Working data START

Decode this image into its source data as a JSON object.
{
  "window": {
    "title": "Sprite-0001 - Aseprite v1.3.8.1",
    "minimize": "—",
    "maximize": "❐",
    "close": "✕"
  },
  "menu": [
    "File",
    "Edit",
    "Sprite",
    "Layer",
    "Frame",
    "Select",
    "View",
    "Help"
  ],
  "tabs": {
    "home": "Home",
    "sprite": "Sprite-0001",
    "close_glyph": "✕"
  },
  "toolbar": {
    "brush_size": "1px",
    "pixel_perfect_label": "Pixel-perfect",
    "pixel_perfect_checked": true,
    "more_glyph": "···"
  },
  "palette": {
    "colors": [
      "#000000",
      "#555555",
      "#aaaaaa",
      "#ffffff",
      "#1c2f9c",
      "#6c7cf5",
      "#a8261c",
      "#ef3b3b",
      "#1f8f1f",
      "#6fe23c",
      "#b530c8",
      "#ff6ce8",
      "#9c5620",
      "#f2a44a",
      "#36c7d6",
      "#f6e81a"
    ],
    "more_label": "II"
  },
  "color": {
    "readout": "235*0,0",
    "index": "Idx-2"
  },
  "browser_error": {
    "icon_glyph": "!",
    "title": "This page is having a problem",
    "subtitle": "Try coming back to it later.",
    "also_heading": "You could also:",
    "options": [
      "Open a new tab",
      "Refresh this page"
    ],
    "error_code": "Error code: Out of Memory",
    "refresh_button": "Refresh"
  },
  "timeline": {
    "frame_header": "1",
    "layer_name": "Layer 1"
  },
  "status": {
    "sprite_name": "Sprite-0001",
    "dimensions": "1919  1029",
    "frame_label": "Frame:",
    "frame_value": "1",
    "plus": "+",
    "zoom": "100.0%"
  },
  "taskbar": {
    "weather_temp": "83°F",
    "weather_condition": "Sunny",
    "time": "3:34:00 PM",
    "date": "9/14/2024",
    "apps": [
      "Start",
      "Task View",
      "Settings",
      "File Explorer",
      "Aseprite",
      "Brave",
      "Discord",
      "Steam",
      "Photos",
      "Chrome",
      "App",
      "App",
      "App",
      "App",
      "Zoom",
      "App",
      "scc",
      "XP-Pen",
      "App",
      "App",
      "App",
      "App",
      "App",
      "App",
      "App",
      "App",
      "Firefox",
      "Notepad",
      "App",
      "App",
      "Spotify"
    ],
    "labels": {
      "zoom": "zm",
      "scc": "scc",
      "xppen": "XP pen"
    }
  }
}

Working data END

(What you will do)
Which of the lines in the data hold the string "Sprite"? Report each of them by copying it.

(Expected output)
    "title": "Sprite-0001 - Aseprite v1.3.8.1",
    "Sprite",
    "sprite": "Sprite-0001",
    "sprite_name": "Sprite-0001",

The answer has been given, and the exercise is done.